There's two things I know about the upcoming primary election to replace Tammy Baldwin in Congress.
When all the smoke clears, there's not much doubt that Mark will win the primary, that Kelda will support him in the general, and that he will toast the Republican candidate in November. It's also likely that Kelda Roys will be back to run for another office, and I'm looking forward to having the chance to support her then.
But there has been a lot of angst among Dane County Dems about Kelda's attacks on Mark. It's not usually the way we do things around here. Democrats seldom speak poorly of their fellow Democrats in a primary (though we do seem to feel free to do so at any other time).
But what Kelda has provided us with is a meaningful choice among two candidates who agree on virtually every issue. (I was especially happy to read that they both support a ban on assault rifles.) It's a question of style and approach and, in my mind, that's exactly the debate we should be having right now.
While Kelda is not likely to win, she has framed the debate.
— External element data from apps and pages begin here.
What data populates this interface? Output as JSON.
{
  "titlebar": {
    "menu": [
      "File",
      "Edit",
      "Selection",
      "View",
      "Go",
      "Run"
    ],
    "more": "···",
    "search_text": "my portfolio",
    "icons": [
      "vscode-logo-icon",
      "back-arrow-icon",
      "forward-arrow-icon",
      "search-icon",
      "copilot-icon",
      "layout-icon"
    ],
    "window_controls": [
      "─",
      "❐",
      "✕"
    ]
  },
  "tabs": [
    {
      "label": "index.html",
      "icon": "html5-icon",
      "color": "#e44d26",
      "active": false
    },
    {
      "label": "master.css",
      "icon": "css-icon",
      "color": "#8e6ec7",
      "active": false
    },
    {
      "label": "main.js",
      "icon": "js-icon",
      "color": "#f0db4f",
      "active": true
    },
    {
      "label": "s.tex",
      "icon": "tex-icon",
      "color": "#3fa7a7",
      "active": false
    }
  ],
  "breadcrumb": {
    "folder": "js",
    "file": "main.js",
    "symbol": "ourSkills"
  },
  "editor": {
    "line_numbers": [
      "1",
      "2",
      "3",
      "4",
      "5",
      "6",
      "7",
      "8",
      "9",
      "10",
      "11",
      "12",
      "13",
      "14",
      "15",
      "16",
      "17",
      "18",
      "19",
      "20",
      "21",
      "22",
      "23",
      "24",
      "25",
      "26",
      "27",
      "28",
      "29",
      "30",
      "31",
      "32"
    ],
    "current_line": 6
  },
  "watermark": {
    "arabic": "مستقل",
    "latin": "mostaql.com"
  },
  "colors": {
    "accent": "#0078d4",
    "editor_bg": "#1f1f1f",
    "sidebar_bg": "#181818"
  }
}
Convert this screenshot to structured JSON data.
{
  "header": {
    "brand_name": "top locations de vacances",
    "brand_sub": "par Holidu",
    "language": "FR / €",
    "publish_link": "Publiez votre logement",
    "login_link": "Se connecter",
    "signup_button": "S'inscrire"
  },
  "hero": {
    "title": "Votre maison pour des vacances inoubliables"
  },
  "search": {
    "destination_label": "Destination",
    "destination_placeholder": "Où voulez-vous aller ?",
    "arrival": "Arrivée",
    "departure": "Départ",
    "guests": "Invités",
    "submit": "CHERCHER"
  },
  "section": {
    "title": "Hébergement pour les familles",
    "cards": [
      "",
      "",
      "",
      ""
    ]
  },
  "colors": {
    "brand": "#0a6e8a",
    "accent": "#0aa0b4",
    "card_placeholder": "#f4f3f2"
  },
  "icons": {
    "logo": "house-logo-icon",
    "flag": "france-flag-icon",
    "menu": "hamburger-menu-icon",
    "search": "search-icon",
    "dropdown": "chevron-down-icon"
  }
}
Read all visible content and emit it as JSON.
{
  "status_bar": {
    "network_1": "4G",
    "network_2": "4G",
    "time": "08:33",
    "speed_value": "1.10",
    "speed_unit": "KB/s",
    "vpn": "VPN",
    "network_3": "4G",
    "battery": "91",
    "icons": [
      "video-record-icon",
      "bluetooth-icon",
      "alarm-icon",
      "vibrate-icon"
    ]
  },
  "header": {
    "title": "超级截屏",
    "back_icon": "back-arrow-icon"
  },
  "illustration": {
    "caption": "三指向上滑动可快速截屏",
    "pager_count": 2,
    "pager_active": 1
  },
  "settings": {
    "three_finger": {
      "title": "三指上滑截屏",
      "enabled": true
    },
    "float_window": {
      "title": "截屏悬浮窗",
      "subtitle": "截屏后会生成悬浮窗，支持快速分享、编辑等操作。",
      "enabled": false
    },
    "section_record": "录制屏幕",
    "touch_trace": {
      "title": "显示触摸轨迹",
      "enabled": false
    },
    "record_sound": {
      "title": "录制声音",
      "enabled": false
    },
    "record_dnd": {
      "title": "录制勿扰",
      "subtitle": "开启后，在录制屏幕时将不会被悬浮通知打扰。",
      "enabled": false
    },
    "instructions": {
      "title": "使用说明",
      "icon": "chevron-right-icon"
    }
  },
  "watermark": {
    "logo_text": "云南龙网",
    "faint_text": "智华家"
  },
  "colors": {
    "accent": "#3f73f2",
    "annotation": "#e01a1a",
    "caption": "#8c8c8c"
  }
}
The question is now a clear one of someone who tells us she will be a fighter and someone who has a track record of reaching across the aisle. Since I know them both, I think it's fair to say that the truth is that they would function pretty similarly once in office, but for the purposes of the election the choice has been framed this way and that's good.
For me the choice is easy. Though I like both Kelda and Mark, I'm tired of the partisan fights.
Look, I'm not being nave here. I know that about 90% of the problem goes to the Republicans, many of whom under tea party influence, disavow compromise as weakness. I know that over and over again President Obama held out his hand only to have it slapped away. I know that Governor Walker has rammed his agenda through without so much as a nod to the minority party.
I know all that. But I don't think the answer is to just do only more of the same thing. I just finished an excellent book on World War I: To End All Wars by Adam Hochschild. You read that book and shake your head at the bull-headedness of the generals on both sides who refused to recognize that hitting them harder with the same tactics was just resulting in more devastation and no progress.
So I've made a conscious decision to try to promote candidates and a way of doing politics that is less confrontational and less partisan. Compromise is the way we move forward most of the time. I'm not looking for more "fighters" in government; I'm looking for people who keep their principles, but respect their opponents, or at least find a way to work with them.
The fundamental problem is that we have a system of government that is built around compromise (checks and balances, the super-majority needed to get anything through the Senate) and a two-party system of politics (that the Founding Fathers didn't anticipate) that self-selects partisans. In other words, our political process sends people to Congress who are the least equipped to work successfully in a system that demands compromise.
This is no backhanded complement for Kelda Roys. It's a genuine one. There are many people who will agree with her that liberals need to keep giving as good as we're getting. I can't tell you that's not what you should want.
But for myself, I'm tired of the bickering between the parties. I'm looking for someone who is less into swords and more into plowshares. Better yet, I'm looking for a new political selection process that rewards reasonable candidates over hardcore partisans.